Update: Comment from a veteran trademark lawyer.
In this case, the three West coast wineries probably should have conducted trademark searches for RECESSION RED. Had they done so, they would have found that a Sea Cliff, New York company, Books & Tomatoes, Inc., filed a trademark application in March 2008 to register the mark RECESSION RED for wine. This application may cause these other wineries some difficulty. More…
Paul Jorgensen says
This is an excellent example of the value of adding a trademark attorney to your legal team early. While your beverage law expert may be able to get you a TTB approval of your proposed label, that approval is very limited in scope: it doesn’t mean that you can use or register the words as trademarks to cover wine.
A trademark attorney can research proposed trademarks and help you assess the risks of using or seeking to register those marks. This is a valuable service: if the search reveals prior marks in use or on the U.S. Patent and Trademark Office registry (PTO), you might want to reconsider sinking any money into labels and promotions bearing that mark.
In this case, the three West coast wineries probably should have conducted trademark searches for RECESSION RED. Had they done so, they would have found that a Sea Cliff, New York company, Books & Tomatoes, Inc., filed a trademark application in March 2008 to register the mark RECESSION RED for wine. This application may cause these other wineries some difficulty.

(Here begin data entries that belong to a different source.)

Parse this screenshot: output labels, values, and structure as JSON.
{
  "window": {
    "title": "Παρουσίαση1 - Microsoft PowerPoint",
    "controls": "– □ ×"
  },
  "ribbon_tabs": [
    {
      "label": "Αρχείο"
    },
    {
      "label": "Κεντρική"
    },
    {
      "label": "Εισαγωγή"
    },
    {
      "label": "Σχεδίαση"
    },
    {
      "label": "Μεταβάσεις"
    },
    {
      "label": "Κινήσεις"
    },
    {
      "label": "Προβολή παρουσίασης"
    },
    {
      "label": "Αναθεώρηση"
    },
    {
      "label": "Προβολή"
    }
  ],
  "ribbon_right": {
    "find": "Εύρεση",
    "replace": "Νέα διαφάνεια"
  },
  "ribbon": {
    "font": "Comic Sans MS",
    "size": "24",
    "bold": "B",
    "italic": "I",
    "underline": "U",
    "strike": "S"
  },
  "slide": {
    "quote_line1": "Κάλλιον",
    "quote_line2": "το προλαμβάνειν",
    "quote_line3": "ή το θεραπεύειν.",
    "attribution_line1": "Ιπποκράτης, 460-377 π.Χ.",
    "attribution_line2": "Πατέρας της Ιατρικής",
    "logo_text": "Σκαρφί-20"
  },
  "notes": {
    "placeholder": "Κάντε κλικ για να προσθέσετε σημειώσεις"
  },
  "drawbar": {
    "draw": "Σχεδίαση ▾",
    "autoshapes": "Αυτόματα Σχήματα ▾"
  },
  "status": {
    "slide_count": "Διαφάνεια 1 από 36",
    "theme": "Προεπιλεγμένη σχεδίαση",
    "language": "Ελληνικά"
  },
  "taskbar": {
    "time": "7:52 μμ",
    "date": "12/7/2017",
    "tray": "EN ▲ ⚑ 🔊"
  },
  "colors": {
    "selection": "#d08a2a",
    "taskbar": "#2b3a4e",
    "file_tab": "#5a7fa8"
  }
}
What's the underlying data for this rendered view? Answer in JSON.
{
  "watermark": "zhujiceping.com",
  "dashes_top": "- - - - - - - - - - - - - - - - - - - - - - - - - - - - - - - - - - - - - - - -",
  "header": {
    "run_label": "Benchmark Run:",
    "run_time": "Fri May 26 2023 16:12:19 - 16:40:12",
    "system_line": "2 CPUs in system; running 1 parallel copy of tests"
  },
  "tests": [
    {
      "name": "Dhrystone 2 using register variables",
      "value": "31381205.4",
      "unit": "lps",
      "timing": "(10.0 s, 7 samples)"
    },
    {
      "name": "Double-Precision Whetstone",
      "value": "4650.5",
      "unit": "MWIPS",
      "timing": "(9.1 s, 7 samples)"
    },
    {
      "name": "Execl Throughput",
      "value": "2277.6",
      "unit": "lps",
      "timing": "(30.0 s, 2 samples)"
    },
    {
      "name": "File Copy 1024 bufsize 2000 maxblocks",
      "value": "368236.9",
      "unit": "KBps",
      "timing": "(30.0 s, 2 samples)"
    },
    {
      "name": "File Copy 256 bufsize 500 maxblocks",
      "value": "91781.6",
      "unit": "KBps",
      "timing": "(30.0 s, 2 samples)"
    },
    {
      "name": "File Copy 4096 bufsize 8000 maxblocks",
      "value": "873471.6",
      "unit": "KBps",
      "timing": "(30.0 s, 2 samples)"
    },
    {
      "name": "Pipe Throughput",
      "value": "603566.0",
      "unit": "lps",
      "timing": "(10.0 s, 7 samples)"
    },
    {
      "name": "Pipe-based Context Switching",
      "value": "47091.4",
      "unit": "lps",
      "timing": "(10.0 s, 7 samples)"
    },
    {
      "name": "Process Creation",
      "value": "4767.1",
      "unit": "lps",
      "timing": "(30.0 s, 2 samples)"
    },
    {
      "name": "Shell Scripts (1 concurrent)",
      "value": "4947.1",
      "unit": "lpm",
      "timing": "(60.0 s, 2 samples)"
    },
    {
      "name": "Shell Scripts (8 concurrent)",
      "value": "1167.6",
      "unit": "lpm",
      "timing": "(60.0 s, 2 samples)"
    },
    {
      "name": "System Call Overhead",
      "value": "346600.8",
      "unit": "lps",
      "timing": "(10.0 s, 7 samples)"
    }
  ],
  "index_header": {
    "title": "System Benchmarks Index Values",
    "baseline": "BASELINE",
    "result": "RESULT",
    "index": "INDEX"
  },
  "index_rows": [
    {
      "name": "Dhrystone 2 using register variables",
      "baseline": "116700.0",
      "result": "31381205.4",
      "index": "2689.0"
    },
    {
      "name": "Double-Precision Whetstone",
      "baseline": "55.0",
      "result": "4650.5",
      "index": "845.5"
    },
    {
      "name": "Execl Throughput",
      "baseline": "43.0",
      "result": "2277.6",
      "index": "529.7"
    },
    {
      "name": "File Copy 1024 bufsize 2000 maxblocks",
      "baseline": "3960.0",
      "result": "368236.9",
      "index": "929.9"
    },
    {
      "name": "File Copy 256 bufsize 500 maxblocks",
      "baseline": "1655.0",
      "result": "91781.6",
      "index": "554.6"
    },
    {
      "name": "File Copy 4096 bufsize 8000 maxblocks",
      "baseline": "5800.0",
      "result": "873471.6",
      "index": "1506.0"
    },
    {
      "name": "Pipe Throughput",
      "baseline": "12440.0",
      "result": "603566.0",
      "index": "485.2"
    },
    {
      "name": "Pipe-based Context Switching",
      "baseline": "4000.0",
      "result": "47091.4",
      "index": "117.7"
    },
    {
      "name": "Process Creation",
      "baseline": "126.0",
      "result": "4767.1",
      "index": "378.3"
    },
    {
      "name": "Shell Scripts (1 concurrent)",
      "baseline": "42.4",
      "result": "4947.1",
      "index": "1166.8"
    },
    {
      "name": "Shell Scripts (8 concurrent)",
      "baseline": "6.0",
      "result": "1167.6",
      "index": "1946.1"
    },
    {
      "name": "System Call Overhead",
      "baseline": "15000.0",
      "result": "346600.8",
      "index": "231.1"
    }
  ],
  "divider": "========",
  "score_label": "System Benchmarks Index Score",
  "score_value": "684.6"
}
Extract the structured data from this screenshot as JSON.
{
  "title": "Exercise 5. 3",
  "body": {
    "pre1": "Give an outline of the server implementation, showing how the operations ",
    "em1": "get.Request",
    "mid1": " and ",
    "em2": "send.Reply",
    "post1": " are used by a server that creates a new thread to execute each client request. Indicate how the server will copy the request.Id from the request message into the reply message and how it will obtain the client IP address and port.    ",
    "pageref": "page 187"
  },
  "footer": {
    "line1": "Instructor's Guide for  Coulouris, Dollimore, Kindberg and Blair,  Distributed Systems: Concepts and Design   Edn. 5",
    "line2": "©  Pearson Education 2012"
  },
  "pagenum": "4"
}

However, since the RECESSION RED application is based on the applicant’s intent to use the mark rather than their actual use, the risk posed by this application may be lower than if it was based on use of RECESSION RED in commerce. Trademark law favors the first to use a trademark in commerce: protection should be awarded to a mark that garners goodwill first based on consumer’s perceptions and associations with trademarks that they associate with a certain level of quality.
Racing to be the first to use a mark is typical in industries like pharmaceuticals, but less so in wine and spirits. Pharmaceutical companies have substantial resources and business models that allow them to seek multiple trademarks, applications, labeling and promotions. They also have the resources for trademark disputes and relabeling of products if they lose those disputes. The wine and spirits industry typically does not have those resources, is more risk and dispute averse, and does not have the same need for an ultra-catchy name to distinguish their products. As a result, the wine and spirits industry clients that I have assisted are generally more deliberate in seeking new trademarks, asking my assistance and experience with the selection, vetting, and applications for their trademarks. They don’t think it is worth it to get a mark, label bottles, and get distributors ready only to have a trademark dispute derail shipments or force relabeling.
Here, racing for a mark that is not very distinctive and not likely to be strong may be interesting news, but the wineries running should probably reconsider whether making it to the tape first will be worth it.
In the 1980’s a Santa Barbara winery, J Carey (no longer in business) produced a wine called “Recession Red.” Dr. Carey was a local Democrat who ran unsuccessfully for local office. In response Brooks Firestone, a Republican who ran successfully for State Assembly and (later) County Supervisor, produced “Recovery White”.